[YOUR GOAL]: Your task is to find every line of the data that holds the string "connectivity" and copy it.

[Page and application data records]:
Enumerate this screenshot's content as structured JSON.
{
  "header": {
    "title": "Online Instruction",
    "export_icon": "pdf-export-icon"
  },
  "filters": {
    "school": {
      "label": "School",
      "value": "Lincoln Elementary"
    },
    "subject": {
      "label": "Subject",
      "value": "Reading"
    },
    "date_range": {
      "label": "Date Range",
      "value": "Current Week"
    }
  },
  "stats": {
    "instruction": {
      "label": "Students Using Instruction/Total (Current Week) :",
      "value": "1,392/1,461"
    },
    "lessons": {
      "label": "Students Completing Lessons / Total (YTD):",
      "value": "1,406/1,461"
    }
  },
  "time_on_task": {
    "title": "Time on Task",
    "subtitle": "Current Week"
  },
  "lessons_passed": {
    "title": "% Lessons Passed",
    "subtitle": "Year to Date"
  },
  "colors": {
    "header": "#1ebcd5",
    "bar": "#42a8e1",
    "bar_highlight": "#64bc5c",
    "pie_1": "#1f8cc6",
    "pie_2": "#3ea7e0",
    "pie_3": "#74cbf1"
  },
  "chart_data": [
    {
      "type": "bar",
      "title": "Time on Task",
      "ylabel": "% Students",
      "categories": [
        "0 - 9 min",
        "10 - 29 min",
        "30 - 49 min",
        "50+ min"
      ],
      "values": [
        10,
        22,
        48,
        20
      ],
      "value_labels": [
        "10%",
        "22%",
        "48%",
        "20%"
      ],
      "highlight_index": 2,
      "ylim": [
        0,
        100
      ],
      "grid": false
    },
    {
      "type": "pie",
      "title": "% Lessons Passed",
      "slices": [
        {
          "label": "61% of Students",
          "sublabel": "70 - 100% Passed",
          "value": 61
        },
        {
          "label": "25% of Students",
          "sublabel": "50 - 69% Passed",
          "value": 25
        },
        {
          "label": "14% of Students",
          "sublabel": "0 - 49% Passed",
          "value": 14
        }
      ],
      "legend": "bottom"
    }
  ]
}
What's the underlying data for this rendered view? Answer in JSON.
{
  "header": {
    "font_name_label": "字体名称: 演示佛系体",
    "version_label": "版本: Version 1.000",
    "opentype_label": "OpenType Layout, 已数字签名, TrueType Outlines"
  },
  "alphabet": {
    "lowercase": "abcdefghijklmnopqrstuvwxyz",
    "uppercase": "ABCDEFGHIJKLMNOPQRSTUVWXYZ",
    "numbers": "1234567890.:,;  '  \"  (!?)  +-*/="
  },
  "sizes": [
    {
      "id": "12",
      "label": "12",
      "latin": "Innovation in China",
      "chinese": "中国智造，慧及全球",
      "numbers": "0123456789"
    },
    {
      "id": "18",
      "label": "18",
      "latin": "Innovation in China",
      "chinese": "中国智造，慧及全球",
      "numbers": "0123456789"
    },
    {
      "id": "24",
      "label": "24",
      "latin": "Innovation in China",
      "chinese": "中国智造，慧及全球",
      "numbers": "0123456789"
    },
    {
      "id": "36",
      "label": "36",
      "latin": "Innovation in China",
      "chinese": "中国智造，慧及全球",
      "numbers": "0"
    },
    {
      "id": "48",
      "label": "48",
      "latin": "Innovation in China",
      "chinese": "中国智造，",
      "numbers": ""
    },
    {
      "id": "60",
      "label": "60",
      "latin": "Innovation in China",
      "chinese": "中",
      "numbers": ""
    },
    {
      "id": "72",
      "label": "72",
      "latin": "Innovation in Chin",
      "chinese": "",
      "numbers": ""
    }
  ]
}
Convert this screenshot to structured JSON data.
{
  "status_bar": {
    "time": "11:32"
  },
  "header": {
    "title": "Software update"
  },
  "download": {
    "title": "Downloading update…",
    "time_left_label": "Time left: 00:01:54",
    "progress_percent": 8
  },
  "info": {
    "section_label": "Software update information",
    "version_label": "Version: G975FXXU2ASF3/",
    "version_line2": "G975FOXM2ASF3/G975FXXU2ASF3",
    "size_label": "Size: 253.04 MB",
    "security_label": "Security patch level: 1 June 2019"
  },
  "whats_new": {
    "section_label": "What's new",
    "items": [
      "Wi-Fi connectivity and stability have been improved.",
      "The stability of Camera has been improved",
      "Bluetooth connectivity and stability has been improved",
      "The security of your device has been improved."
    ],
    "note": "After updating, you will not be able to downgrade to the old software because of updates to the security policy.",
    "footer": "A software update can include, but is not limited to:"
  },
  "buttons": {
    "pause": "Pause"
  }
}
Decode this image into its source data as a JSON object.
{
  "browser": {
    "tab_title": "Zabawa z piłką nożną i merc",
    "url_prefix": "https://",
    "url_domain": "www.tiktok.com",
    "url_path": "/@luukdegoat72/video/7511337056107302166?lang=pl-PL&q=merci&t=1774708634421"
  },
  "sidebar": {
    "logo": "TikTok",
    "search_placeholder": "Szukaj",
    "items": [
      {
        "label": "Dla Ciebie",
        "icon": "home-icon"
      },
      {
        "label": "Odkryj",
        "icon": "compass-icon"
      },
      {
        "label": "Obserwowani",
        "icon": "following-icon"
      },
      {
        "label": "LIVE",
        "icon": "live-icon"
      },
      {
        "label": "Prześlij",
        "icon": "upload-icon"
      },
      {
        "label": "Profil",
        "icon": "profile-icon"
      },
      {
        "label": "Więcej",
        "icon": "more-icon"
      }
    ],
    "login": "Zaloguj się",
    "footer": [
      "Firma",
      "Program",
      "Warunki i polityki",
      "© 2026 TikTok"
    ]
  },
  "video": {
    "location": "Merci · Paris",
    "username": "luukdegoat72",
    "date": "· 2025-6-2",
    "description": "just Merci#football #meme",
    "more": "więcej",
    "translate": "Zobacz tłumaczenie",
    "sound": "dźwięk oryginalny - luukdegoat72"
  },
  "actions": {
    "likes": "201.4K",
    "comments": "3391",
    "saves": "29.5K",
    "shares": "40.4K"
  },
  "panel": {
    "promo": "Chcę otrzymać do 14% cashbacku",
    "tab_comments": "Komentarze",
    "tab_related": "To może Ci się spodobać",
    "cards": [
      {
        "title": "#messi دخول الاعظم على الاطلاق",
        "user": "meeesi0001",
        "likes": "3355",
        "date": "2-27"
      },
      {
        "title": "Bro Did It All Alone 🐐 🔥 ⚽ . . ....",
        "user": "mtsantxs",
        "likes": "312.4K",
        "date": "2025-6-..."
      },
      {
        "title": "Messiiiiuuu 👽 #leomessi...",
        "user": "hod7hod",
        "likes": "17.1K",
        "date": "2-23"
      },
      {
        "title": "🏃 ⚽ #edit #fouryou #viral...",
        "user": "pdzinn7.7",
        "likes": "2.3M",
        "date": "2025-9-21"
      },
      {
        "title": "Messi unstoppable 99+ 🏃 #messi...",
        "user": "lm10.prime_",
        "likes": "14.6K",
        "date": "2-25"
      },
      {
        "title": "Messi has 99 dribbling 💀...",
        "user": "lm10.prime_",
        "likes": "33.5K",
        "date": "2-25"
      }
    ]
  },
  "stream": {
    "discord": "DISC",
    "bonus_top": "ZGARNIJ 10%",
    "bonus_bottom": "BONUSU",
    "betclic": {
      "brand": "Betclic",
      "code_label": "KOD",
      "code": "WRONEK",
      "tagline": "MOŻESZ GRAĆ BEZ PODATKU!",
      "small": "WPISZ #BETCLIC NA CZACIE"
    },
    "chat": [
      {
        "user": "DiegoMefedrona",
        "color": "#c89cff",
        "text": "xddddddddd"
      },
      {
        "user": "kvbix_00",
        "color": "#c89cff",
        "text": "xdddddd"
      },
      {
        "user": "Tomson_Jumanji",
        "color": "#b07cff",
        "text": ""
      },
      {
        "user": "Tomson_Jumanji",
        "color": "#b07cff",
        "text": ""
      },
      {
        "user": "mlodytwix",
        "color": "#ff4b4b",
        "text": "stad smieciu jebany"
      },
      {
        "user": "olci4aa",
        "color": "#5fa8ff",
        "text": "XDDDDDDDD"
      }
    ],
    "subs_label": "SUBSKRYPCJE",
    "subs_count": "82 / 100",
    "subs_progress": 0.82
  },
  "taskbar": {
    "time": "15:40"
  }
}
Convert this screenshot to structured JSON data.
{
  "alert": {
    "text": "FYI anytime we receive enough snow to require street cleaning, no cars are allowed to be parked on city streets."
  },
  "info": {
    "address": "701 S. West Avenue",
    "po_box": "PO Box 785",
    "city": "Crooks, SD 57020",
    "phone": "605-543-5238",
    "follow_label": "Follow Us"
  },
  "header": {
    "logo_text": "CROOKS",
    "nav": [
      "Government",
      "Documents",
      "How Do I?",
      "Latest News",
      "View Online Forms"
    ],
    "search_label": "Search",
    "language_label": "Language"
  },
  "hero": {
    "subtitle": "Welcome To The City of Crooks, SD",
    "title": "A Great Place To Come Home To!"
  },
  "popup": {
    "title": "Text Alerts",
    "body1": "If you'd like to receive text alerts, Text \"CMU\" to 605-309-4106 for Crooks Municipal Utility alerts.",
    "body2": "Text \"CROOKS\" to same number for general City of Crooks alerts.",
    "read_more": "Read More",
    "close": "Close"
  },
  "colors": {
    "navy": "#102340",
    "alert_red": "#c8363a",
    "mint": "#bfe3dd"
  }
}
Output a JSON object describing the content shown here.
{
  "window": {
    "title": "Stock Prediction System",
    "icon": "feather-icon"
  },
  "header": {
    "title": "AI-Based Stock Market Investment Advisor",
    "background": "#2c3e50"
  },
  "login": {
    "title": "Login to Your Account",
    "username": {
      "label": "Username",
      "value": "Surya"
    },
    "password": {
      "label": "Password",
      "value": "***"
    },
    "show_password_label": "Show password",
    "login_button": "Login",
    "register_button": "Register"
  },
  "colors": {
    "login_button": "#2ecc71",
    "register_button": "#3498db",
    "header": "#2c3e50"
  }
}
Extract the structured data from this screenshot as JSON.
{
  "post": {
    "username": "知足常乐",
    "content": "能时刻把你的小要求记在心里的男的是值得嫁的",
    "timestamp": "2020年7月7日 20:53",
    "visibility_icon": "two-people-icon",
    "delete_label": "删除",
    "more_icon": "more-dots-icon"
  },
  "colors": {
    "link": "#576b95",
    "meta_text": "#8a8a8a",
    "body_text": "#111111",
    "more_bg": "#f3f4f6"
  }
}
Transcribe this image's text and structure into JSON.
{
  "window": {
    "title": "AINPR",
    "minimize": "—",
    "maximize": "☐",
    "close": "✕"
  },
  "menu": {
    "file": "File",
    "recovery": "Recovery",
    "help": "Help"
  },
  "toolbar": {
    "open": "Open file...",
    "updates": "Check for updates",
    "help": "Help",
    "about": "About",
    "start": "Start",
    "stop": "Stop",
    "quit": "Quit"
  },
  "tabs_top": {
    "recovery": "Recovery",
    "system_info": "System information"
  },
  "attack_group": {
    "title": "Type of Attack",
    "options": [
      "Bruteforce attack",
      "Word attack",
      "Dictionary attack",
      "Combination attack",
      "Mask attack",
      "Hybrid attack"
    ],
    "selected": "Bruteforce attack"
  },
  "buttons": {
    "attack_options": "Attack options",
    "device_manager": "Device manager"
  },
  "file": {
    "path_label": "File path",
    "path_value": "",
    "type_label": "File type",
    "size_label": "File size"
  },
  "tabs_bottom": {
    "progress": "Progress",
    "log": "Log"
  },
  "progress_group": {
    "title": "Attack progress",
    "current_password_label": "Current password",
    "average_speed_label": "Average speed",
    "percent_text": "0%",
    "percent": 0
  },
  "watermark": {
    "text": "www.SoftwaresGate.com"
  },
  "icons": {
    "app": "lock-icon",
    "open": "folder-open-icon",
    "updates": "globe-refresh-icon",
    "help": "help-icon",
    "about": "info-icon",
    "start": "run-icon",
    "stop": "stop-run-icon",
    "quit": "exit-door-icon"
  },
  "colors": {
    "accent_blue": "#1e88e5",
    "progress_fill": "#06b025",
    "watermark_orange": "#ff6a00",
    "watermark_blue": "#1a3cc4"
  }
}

[FINISHED TASK]:
      "Wi-Fi connectivity and stability have been improved.",
      "Bluetooth connectivity and stability has been improved",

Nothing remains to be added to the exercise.